“SHINE, SISTER, SHINE! You have to say it like that, you can’t say shine sister shine. SHINE SISTER SHINE!” said Ramona Stewart, author and Tri-C alumna, as she discussed her own book at the Tri-C African American Read-In.
This year for Black History Month, Tri-C hosted the African American Read-In (AARI), part of a national campaign promoted by the National Council of Teachers of English, to emphasize the importance of literacy in our community. The AARI featured poets, authors, Tri-C alumni and faculty as speakers to celebrate and share the importance of literature and writing their individual successes. They spoke of great African American authors, local and famous, family, teachers, and environmental experiences as inspiration and motivation for their work. The speakers also shared colorful and evocative excerpts from their published works and poems. Speaker Kareemah Hairston, poet and Tri-C student, spoke from her poem “Corner Queen Patriot.”
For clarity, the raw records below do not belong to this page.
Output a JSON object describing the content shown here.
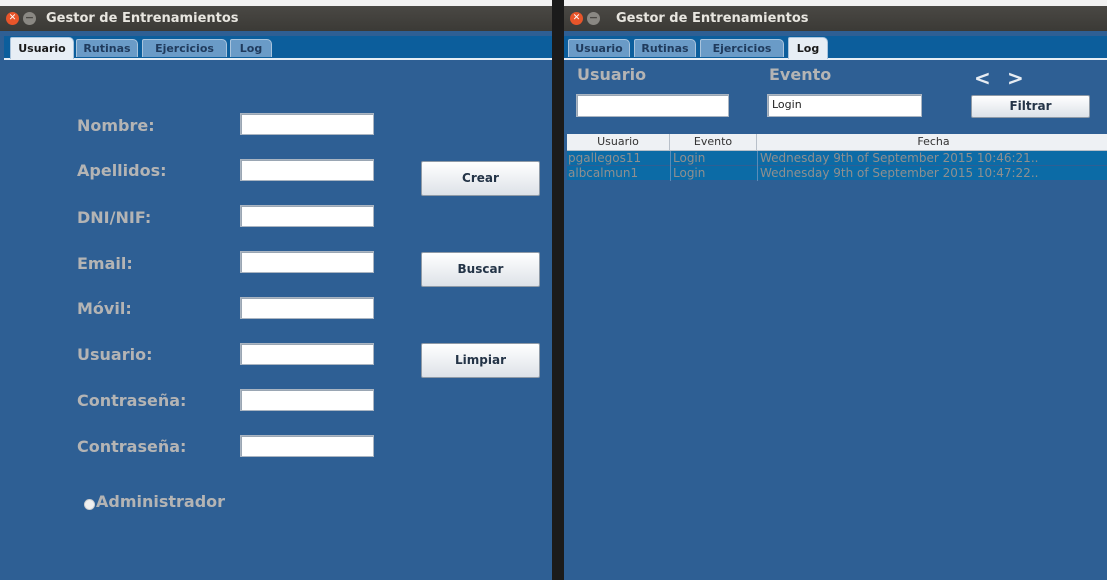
{
  "left_window": {
    "title": "Gestor de Entrenamientos",
    "tabs": [
      "Usuario",
      "Rutinas",
      "Ejercicios",
      "Log"
    ],
    "active_tab": "Usuario",
    "fields": [
      {
        "label": "Nombre:",
        "value": ""
      },
      {
        "label": "Apellidos:",
        "value": ""
      },
      {
        "label": "DNI/NIF:",
        "value": ""
      },
      {
        "label": "Email:",
        "value": ""
      },
      {
        "label": "Móvil:",
        "value": ""
      },
      {
        "label": "Usuario:",
        "value": ""
      },
      {
        "label": "Contraseña:",
        "value": ""
      },
      {
        "label": "Contraseña:",
        "value": ""
      }
    ],
    "buttons": {
      "create": "Crear",
      "search": "Buscar",
      "clear": "Limpiar"
    },
    "admin_radio": {
      "label": "Administrador",
      "checked": false
    }
  },
  "right_window": {
    "title": "Gestor de Entrenamientos",
    "tabs": [
      "Usuario",
      "Rutinas",
      "Ejercicios",
      "Log"
    ],
    "active_tab": "Log",
    "filter": {
      "user_label": "Usuario",
      "event_label": "Evento",
      "user_value": "",
      "event_value": "Login",
      "filter_button": "Filtrar",
      "prev": "<",
      "next": ">"
    },
    "table": {
      "columns": [
        "Usuario",
        "Evento",
        "Fecha"
      ],
      "rows": [
        {
          "usuario": "pgallegos11",
          "evento": "Login",
          "fecha": "Wednesday 9th of September 2015 10:46:21.."
        },
        {
          "usuario": "albcalmun1",
          "evento": "Login",
          "fecha": "Wednesday 9th of September 2015 10:47:22.."
        }
      ]
    }
  },
  "colors": {
    "panel_bg": "#2e5f94",
    "tab_bar": "#0c5e9c",
    "selected_row": "#0c6ba6",
    "label_text": "#b4b4b4"
  }
}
“This corner stinks of urine and reeks of weed. Broken glass and broken dreams, winos and crack-heads. Mother Queen, she stands there coddling these dope boys. She is dope fiend. Dopamine. She’s got a love for the drug, but she’s a drug alone, a fix on her own.”
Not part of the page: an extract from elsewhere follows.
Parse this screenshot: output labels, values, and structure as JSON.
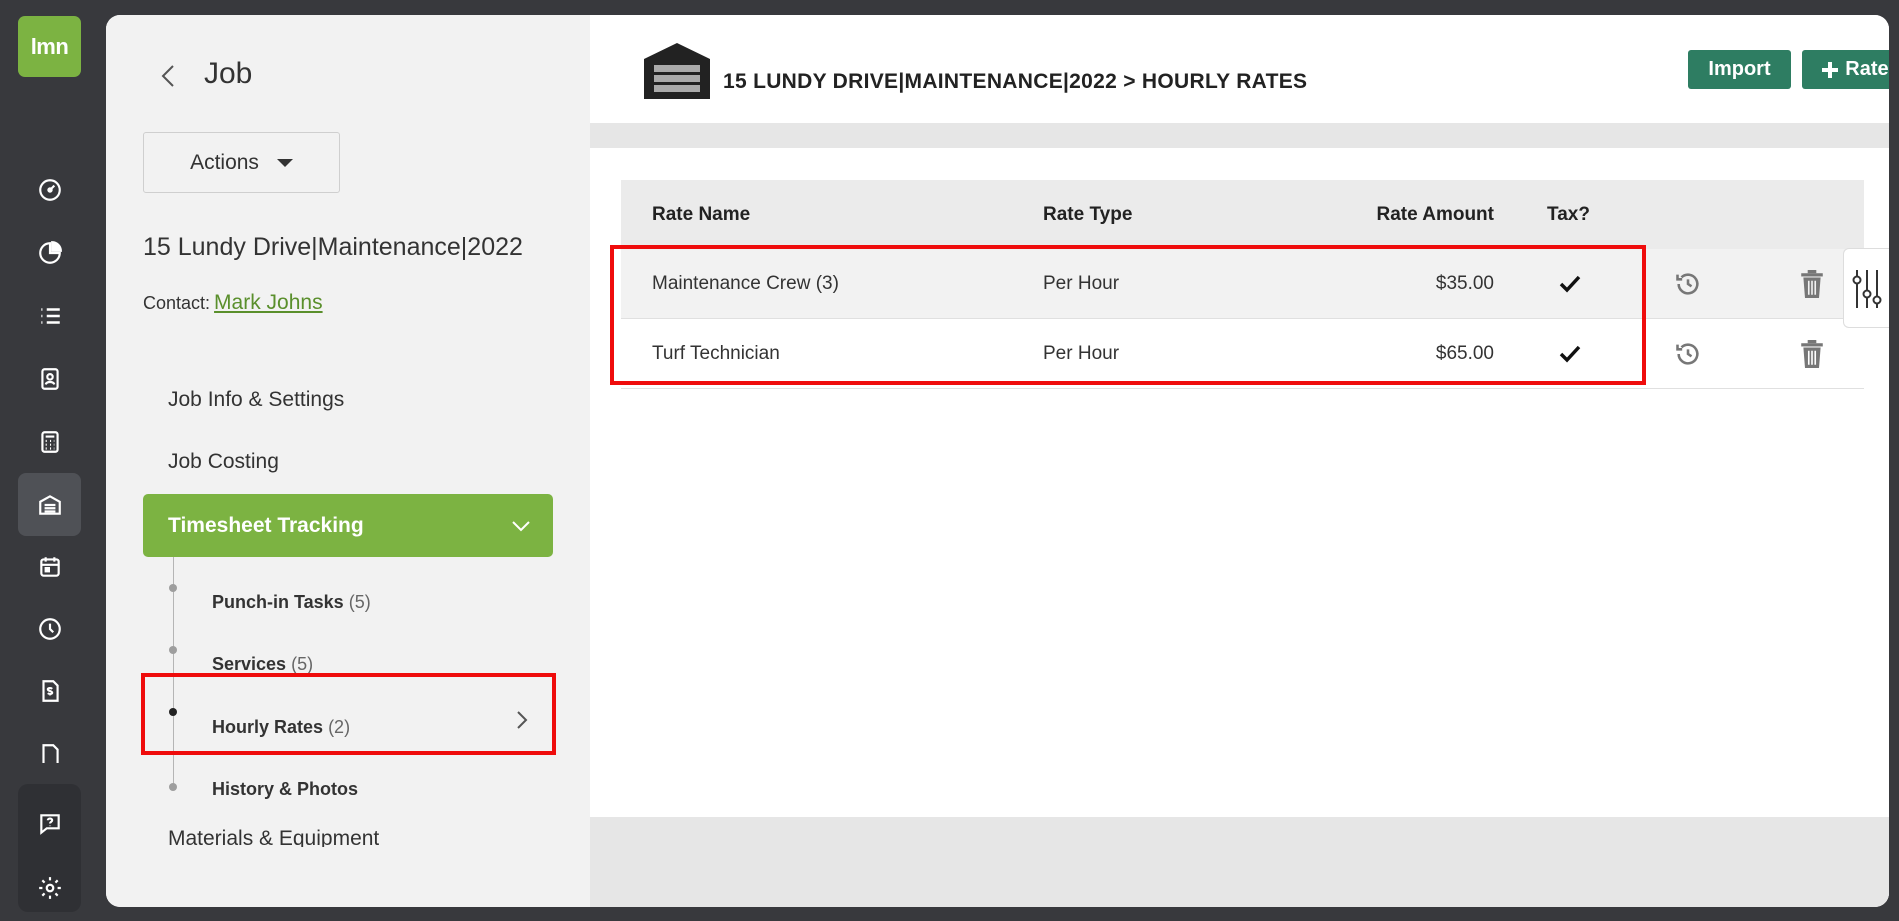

Aside from listening to the panel of speakers, the audience was encouraged to share their own pieces of work or share African American authors and poets that have inspired them. The panel also indulged in a Q&A from the audience.
Tri-C student, Reginald Latten, asked speaker LaTasha Watts what motivated her to become so successful after growing up in the foster care system.
“It was a struggle, I’m not going to lie to you, but I kept going. And I’m really spiri tual, so I would pray a lot, and I just started to engulf myself in the world that was around me,” Watts said.
Many students who attended the event, walked away feeling inspired and moved by the panel. Danielle Smith, a medical assisting major, said
“It was very inspirational, and hearing everybody’s stories was really nice… makes me want to do more.” Elizabeth Zimmerman, Veterinary Technology major, said “It was very inspirational and it really made me open my mind.”
“Black history month is a time to remember the past,” Lattern said. “Times where you can worship the future, here at the community college we do both.” This black history event was very entertaining. The speakers show that history can inspire greatness.”
The AARI is an invaluable experience for students and individuals in our community. It exposes you to very talented and inspirational people and gives you a voice through active interaction and appreciated input. Next time the AARI comes around, be sure to drop in and soak in some great energy, with great people.